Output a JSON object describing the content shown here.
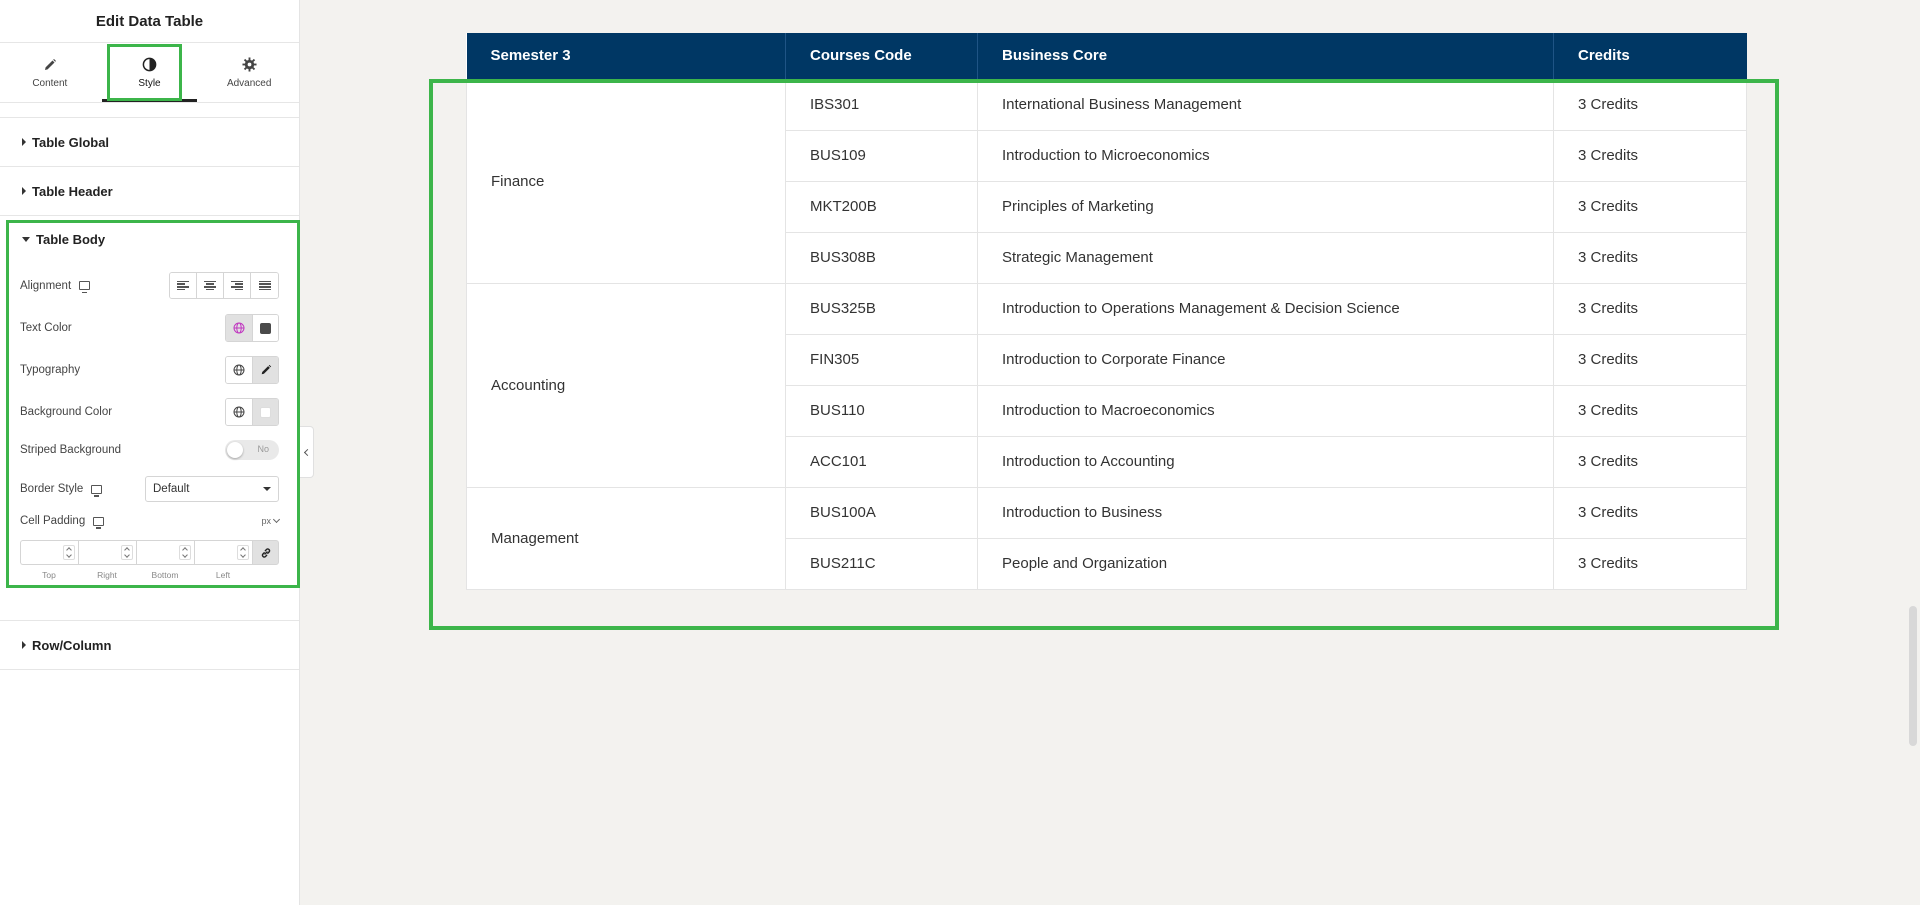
{
  "panel": {
    "title": "Edit Data Table",
    "tabs": [
      {
        "label": "Content",
        "icon": "pencil-icon"
      },
      {
        "label": "Style",
        "icon": "half-circle-icon"
      },
      {
        "label": "Advanced",
        "icon": "gear-icon"
      }
    ],
    "sections": {
      "global": "Table Global",
      "header": "Table Header",
      "body": "Table Body",
      "rowcol": "Row/Column"
    },
    "controls": {
      "alignment": "Alignment",
      "text_color": "Text Color",
      "typography": "Typography",
      "background_color": "Background Color",
      "striped_background": "Striped Background",
      "striped_value": "No",
      "border_style": "Border Style",
      "border_style_value": "Default",
      "cell_padding": "Cell Padding",
      "unit": "px",
      "padding_labels": [
        "Top",
        "Right",
        "Bottom",
        "Left"
      ]
    },
    "colors": {
      "text_swatch": "#4a4a4a",
      "bg_swatch": "#ffffff",
      "global_icon_active": "#c036c0",
      "highlight": "#3cb54a"
    }
  },
  "table": {
    "headers": [
      "Semester 3",
      "Courses Code",
      "Business Core",
      "Credits"
    ],
    "header_bg": "#003764",
    "groups": [
      {
        "name": "Finance",
        "rows": [
          {
            "code": "IBS301",
            "course": "International Business Management",
            "credits": "3 Credits"
          },
          {
            "code": "BUS109",
            "course": "Introduction to Microeconomics",
            "credits": "3 Credits"
          },
          {
            "code": "MKT200B",
            "course": "Principles of Marketing",
            "credits": "3 Credits"
          },
          {
            "code": "BUS308B",
            "course": "Strategic Management",
            "credits": "3 Credits"
          }
        ]
      },
      {
        "name": "Accounting",
        "rows": [
          {
            "code": "BUS325B",
            "course": "Introduction to Operations Management & Decision Science",
            "credits": "3 Credits"
          },
          {
            "code": "FIN305",
            "course": "Introduction to Corporate Finance",
            "credits": "3 Credits"
          },
          {
            "code": "BUS110",
            "course": "Introduction to Macroeconomics",
            "credits": "3 Credits"
          },
          {
            "code": "ACC101",
            "course": "Introduction to Accounting",
            "credits": "3 Credits"
          }
        ]
      },
      {
        "name": "Management",
        "rows": [
          {
            "code": "BUS100A",
            "course": "Introduction to Business",
            "credits": "3 Credits"
          },
          {
            "code": "BUS211C",
            "course": "People and Organization",
            "credits": "3 Credits"
          }
        ]
      }
    ]
  }
}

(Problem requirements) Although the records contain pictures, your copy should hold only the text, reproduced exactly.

(Solved problem)
Output a JSON object describing the content shown here.
{
  "panel": {
    "title": "Edit Data Table",
    "tabs": [
      {
        "label": "Content",
        "icon": "pencil-icon"
      },
      {
        "label": "Style",
        "icon": "half-circle-icon"
      },
      {
        "label": "Advanced",
        "icon": "gear-icon"
      }
    ],
    "sections": {
      "global": "Table Global",
      "header": "Table Header",
      "body": "Table Body",
      "rowcol": "Row/Column"
    },
    "controls": {
      "alignment": "Alignment",
      "text_color": "Text Color",
      "typography": "Typography",
      "background_color": "Background Color",
      "striped_background": "Striped Background",
      "striped_value": "No",
      "border_style": "Border Style",
      "border_style_value": "Default",
      "cell_padding": "Cell Padding",
      "unit": "px",
      "padding_labels": [
        "Top",
        "Right",
        "Bottom",
        "Left"
      ]
    },
    "colors": {
      "text_swatch": "#4a4a4a",
      "bg_swatch": "#ffffff",
      "global_icon_active": "#c036c0",
      "highlight": "#3cb54a"
    }
  },
  "table": {
    "headers": [
      "Semester 3",
      "Courses Code",
      "Business Core",
      "Credits"
    ],
    "header_bg": "#003764",
    "groups": [
      {
        "name": "Finance",
        "rows": [
          {
            "code": "IBS301",
            "course": "International Business Management",
            "credits": "3 Credits"
          },
          {
            "code": "BUS109",
            "course": "Introduction to Microeconomics",
            "credits": "3 Credits"
          },
          {
            "code": "MKT200B",
            "course": "Principles of Marketing",
            "credits": "3 Credits"
          },
          {
            "code": "BUS308B",
            "course": "Strategic Management",
            "credits": "3 Credits"
          }
        ]
      },
      {
        "name": "Accounting",
        "rows": [
          {
            "code": "BUS325B",
            "course": "Introduction to Operations Management & Decision Science",
            "credits": "3 Credits"
          },
          {
            "code": "FIN305",
            "course": "Introduction to Corporate Finance",
            "credits": "3 Credits"
          },
          {
            "code": "BUS110",
            "course": "Introduction to Macroeconomics",
            "credits": "3 Credits"
          },
          {
            "code": "ACC101",
            "course": "Introduction to Accounting",
            "credits": "3 Credits"
          }
        ]
      },
      {
        "name": "Management",
        "rows": [
          {
            "code": "BUS100A",
            "course": "Introduction to Business",
            "credits": "3 Credits"
          },
          {
            "code": "BUS211C",
            "course": "People and Organization",
            "credits": "3 Credits"
          }
        ]
      }
    ]
  }
}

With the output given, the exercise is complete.